LAS VEGAS (KLAS) – With water levels dropping to historic lows each day at Lake Mead more things are surfacing from the once deep waters of Lake Mead.

Just last weekend, several boaters shared pictures and videos of old boats sitting on newly exposed shorelines and even one speedboat sitting vertically pointing toward the sky.

Many people asked if there are any plans for anyone to remove the boats and other items that are becoming exposed and even hazards for people at the lake. 8 News now was able to get some answers from the National Park Service (NPS).

When asked if there are plans to remove the boats, the NPS wrote, “There are many sunken boats at Lake Mead; some of which are historic structures. As vessels continue to surface, park staff document their locations and assess for potential hazards or threats to environmental or human safety. But it is not standard park policy to remove a boat from the lake due to it being a labor-intensive, multifaceted and costly process.”

But what should someone do who discovers an abandoned or once sunken boat that’s now exposed? According to the NPS, “If the public sees a navigation hazard that’s not marked, they should call 702-293-8778 to report it.”

If anyone finds what looks like old personal items, the NPS said it’s important to remember that removing anything from National Park Service land is illegal. “If personal effects are found on the beach or the open water, visitors can leave these items at nearby ranger stations or can drop them off at entrance stations before they leave the park,” the NPS told 8 News Now. “Otherwise, if items are found within or part of a larger area for a sunken vessel, they should leave the items alone and call Lake Mead Dispatch (702-293-8998) for them to manage the area appropriately once on scene.”

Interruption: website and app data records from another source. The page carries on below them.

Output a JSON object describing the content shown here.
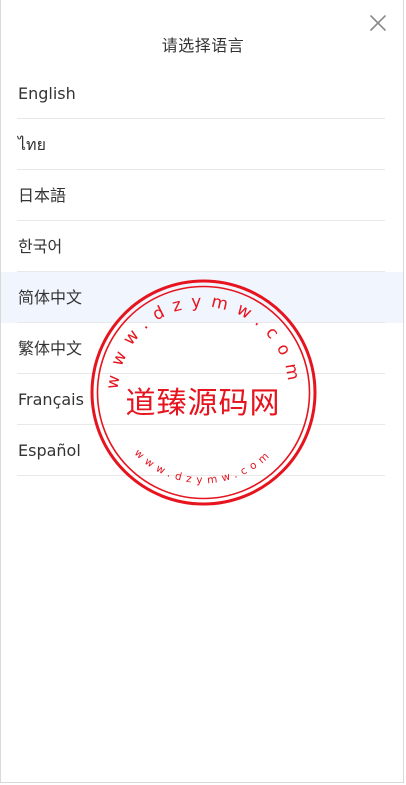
{
  "header": {
    "title": "请选择语言",
    "close_icon": "close-icon"
  },
  "languages": [
    {
      "label": "English",
      "selected": false
    },
    {
      "label": "ไทย",
      "selected": false
    },
    {
      "label": "日本語",
      "selected": false
    },
    {
      "label": "한국어",
      "selected": false
    },
    {
      "label": "简体中文",
      "selected": true
    },
    {
      "label": "繁体中文",
      "selected": false
    },
    {
      "label": "Français",
      "selected": false
    },
    {
      "label": "Español",
      "selected": false
    }
  ],
  "watermark": {
    "name": "道臻源码网",
    "outer_ring": "www.dzymw.com",
    "inner_ring": "www.dzymw.com",
    "color": "#e6141e"
  },
  "colors": {
    "selected_bg": "#f1f5fd",
    "divider": "#e8e8e8",
    "text": "#333333"
  }
}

The NPS also stated if someone is found to have removed something from National Park Service property they could find themselves in trouble with the law. “There are formal policies, including the NPS’s Code of Federal Regulations states in Title 36, under the Preservation of Natural, Cultural and Archeological Resources, that the taking of items from NPS lands along with the possession is a class B misdemeanor; all of which are punishable by a fine (up to $5,000) or other penalties. Additionally, collecting surface finds that are exposed, or not dug up is also a violation of the Archeological Resource Protection Act.”